Gelsinger said he expects a “modest recovery” in the second half of 2023, thanks in part to a ramp in production of the company’s next-generation client CPU, Meteor Lake, and its next-generation server CPU, Emerald Rapids, in the second half of the year.

No. 1: Intel Makes Changes to Data Center GPU, AI Chip Road Maps

Intel unveiled changes to road maps for its data center GPUs and AI chips in the first half of the year.

In March, Intel said that it no longer planned to release data center GPUs every year, instead opting to launch products in the category every two years.

The road map changes resulted in Intel canceling development for Rialto Bridge, which was previously expected to start sampling with customers in mid-2023. Rialto Bridge was supposed to serve as the successor to the first generation of the Intel Data Center GPU Max Series, which launched for high-performance computing and AI workloads in January and was previously known as Ponte Vecchio.

The chipmaker said it had also pushed back the launch of Falcon Shores, a next-generation accelerator chip in the Max Series, to 2025 from 2024. The company also changed expectations for Falcon Shores, saying it would be available in a GPU-only configuration in 2025 and that variants with CPU cores would come later.

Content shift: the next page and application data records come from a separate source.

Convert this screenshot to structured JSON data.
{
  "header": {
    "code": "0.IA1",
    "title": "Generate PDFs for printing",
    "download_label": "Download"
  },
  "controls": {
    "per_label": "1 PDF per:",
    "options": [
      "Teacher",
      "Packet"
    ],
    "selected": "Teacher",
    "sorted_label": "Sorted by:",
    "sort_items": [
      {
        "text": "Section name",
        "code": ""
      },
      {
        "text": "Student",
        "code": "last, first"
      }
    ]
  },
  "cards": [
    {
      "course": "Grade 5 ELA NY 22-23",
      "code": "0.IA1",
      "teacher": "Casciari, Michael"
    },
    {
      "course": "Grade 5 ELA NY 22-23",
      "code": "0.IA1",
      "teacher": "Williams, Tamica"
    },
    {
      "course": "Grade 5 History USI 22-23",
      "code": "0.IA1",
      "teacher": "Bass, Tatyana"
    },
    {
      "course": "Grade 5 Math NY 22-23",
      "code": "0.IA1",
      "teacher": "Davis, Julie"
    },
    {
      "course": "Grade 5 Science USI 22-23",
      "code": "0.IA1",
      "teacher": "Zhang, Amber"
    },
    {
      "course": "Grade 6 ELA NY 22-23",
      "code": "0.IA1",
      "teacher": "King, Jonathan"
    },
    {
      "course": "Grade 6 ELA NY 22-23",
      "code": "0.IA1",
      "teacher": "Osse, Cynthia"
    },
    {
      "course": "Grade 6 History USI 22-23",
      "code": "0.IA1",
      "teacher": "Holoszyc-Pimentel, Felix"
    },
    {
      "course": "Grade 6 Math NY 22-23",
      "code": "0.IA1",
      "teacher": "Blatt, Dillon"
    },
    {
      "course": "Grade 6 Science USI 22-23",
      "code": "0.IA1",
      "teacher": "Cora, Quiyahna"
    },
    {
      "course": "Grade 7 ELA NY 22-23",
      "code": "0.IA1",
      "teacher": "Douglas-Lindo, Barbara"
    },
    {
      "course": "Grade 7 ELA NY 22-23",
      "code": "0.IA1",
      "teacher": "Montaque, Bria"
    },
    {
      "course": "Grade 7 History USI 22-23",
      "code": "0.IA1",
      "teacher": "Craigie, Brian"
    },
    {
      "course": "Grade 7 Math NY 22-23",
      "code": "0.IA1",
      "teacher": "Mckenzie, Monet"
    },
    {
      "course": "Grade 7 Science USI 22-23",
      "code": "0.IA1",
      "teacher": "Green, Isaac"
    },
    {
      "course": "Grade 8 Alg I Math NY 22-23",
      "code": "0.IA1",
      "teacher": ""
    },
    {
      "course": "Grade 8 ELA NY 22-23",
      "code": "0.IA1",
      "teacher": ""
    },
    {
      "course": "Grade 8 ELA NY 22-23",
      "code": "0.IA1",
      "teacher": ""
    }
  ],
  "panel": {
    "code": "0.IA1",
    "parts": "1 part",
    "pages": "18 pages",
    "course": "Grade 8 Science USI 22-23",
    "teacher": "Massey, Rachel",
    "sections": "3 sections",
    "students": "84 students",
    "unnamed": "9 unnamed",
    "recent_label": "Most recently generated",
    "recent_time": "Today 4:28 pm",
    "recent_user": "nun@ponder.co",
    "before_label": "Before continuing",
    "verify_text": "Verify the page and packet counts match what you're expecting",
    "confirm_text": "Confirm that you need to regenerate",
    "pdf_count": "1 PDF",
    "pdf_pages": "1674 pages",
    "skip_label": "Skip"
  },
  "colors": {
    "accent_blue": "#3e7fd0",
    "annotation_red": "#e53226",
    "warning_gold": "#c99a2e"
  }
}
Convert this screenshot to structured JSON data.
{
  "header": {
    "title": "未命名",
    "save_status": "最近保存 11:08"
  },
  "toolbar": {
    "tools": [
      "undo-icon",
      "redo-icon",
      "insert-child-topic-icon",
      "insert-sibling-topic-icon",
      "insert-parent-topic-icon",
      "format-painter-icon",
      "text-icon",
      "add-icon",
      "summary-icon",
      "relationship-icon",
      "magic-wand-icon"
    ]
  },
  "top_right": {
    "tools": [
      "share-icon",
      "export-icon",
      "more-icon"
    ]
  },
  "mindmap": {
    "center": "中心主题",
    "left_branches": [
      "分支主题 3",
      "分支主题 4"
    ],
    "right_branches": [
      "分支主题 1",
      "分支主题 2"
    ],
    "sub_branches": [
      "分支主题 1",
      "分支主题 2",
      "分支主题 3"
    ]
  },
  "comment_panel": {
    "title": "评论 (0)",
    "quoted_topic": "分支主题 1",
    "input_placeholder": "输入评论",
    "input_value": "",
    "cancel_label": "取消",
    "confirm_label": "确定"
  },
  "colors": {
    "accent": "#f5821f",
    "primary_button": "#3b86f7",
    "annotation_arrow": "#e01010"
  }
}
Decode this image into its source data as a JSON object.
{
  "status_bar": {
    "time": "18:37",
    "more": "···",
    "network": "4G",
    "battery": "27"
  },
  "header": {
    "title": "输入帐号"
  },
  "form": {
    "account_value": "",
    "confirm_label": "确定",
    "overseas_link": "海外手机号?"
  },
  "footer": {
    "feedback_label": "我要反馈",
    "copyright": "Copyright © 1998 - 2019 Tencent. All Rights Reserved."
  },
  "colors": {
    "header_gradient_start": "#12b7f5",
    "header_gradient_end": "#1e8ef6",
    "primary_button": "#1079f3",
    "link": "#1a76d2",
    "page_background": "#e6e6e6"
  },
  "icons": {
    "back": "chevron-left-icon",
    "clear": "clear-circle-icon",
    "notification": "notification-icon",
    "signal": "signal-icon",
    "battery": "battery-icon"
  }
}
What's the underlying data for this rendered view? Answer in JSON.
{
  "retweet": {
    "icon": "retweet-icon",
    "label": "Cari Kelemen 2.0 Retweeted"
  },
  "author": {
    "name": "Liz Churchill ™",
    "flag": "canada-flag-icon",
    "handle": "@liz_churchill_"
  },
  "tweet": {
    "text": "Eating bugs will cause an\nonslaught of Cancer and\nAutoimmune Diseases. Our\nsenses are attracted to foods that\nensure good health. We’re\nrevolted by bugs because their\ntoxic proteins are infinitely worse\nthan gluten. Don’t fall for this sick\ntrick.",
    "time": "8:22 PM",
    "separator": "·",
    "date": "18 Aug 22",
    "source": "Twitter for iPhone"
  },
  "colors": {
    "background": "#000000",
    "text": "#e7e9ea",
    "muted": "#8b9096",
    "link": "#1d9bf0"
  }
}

The company previously promised that Falcon Shores would bring together x86, Xe GPU cores and memory into one chip package that can fit into a single server socket.

Intel also unveiled changes to its other segment of data center GPUs, the Intel Data Center GPU Flex Series for video transcoding, cloud gaming, virtual desktop infrastructure and AI inference workloads. These changes resulted in the cancellation of Lancaster Sound, the successor to the first-generation Flex Series GPU that launched last year. The company will instead focus on Melville Sound, which it said would provide a “significant improvement” in performance, features and covered workloads.

Intel unveiled further changes to plans for Falcon Shores in May, saying that the upcoming chip would no longer include variants that combine GPU and CPU cores. The company also said that it would incorporate technology from its Habana Gaudi deep learning processors into Falcon Shores. This means that there won’t be a successor to the Habana Gaudi 3 chip, which hasn’t released yet, as Intel is merging the road maps for Habana Gaudi and the Max Series GPUs.